Italian pianist/composer Dado Moroni
is internationally respected for his driving piano style and improvisational skills. Now, in his Resonance debut, he comes up with complex trio arrangements, always swinging and intellectually stimulating.
Moroni was born in 1962 and raised in Genoa, Italy, taking to music early, playing the family piano at three. Later, he studied formally and started playing gigs with local Italian musicians Becoming discouraged, he decided to study law. At that time, however, he played with Dizzy Gillespie
, who was on tour, and the legendary trumpeter encouraged him, saying, "Man, there are too many lawyers out there. You should play piano!" That was the turning point for the young man. Today his music takes him around the world.
During his 35-year career, Moroni has played with many greats. In this session, he acknowledges three of his influencesRon Carter
, Oscar Peterson
and Ahmad Jamal
with inestimable help by bassist Mario Panascia and drummer Peter Erskine
The selections are a balance of Moroni originals and an eclectic range of standards and jazz tunes, as the pianist takes numbers from classic jazz recordings and ingeniously pays tribute to them, while putting his own stamp on them.
The opener, Moroni's "Ghanian Village," grabs immediate attention with the leader's heavily rhythmic intro, pushed by Erskineswinging post bop at its bestfollowed by a fascinating arrangement of John Lewis
' classic "Django," his 1956 recording with the iconic Modern Jazz Quartet
. As with the MJQ version, Moroni's opening is majestically stark; then, after a few bars, the pianist branches off into a steady, lowdown groove, with a playful rhumba beat and empathic trio interplay.
"Where is Love," from the 1960 musical, Oliver!,
shows off Panascia, while the song is given a romantic bossa nova beat. "I Hear A Rhapsody" displays Moroni's technical prowess; as with the great Peterson, he is all over the keyboard in his straight-ahead, swinging version of this standard. Ron Carter is given a nod on the veteran bassist's "Einbahnstrasse," another fast-paced trio rendition, while Moroni's "Jamal" is the track to remember. With a nod toward Jamal's wildly successful 1957 trio tune, "Poinciana," Moroni vamps over the repetitive, mesmerizing, bolero-like rhythm at both the beginning and end of the 12-minute track. Midway, he breaks out on his dynamic own, with staunch bass backing.

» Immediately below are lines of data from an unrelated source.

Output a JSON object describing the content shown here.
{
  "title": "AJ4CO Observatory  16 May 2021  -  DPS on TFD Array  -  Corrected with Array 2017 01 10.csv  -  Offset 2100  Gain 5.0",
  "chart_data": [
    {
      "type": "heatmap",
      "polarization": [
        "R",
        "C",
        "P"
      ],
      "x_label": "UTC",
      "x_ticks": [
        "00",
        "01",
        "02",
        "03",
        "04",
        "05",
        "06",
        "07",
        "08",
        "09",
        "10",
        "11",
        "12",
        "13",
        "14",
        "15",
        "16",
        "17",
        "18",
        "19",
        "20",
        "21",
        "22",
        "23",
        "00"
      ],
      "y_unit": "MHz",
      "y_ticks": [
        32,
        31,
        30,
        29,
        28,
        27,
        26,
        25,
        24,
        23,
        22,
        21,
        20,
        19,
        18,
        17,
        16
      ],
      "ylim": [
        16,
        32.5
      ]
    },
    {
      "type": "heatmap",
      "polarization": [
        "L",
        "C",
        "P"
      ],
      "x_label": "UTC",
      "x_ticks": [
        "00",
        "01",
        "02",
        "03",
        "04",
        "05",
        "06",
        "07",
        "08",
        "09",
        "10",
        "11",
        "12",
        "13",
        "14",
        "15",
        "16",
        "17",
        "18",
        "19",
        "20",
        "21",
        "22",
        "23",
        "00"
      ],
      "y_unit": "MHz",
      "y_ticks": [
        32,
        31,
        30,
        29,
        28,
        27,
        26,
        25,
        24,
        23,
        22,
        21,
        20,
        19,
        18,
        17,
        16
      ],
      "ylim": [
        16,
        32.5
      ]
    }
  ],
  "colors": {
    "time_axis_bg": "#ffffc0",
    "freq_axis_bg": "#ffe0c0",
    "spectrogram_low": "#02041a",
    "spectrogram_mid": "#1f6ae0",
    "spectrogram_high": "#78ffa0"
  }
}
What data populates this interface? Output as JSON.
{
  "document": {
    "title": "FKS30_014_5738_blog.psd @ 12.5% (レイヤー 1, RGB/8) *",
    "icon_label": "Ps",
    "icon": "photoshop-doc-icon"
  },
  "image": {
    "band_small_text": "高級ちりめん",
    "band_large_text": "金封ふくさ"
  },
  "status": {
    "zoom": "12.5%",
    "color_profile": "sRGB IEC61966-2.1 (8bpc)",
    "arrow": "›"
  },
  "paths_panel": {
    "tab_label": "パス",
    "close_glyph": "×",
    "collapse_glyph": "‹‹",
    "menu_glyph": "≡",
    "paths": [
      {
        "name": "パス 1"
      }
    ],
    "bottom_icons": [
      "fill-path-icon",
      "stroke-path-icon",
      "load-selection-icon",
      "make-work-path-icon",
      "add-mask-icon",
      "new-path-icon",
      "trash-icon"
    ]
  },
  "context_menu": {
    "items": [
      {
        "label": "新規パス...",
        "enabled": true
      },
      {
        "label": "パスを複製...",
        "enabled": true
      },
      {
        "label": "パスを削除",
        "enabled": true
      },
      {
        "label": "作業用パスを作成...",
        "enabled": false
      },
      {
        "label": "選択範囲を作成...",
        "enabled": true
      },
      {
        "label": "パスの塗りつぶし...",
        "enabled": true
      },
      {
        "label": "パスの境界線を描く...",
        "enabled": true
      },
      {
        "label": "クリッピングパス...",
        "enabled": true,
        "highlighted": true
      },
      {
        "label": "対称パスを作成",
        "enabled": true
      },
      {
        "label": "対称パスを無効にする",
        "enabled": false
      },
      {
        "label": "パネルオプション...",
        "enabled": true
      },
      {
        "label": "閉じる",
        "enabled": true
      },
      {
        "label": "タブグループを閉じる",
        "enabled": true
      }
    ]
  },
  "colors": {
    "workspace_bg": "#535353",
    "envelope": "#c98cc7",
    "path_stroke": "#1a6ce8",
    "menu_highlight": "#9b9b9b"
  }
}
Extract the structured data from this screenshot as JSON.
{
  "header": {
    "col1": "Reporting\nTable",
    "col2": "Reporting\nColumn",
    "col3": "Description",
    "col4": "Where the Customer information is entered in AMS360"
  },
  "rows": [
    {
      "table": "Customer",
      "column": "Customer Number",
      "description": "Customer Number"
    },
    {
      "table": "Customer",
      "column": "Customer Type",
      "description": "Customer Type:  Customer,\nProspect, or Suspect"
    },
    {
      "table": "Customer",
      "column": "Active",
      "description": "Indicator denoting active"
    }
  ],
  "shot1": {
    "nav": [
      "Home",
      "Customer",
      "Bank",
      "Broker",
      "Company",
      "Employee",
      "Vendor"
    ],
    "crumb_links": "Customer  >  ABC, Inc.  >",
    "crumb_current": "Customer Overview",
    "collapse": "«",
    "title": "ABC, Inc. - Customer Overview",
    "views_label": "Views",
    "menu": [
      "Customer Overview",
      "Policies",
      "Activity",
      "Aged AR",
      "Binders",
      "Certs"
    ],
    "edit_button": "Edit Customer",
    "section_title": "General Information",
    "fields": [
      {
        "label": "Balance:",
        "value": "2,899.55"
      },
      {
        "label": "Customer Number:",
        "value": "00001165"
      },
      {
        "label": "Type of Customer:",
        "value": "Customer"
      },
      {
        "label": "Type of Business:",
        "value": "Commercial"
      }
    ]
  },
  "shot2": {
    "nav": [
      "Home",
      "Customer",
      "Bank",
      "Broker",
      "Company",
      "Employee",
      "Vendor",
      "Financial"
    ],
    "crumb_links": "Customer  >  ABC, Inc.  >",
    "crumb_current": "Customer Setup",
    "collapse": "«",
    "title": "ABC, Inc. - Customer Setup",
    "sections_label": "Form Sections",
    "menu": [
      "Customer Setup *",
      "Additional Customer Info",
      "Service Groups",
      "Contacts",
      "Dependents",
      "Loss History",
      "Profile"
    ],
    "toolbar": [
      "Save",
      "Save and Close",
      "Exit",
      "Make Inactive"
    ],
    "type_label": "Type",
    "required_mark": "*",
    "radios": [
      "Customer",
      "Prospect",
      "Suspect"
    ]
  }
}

The CD package includes an extremely well-filmed bonus DVD. Live, the artistsdressed in blackstand out in the artful lighting scheme, as does the bronze burnish of the bass and metallic luster of the drums.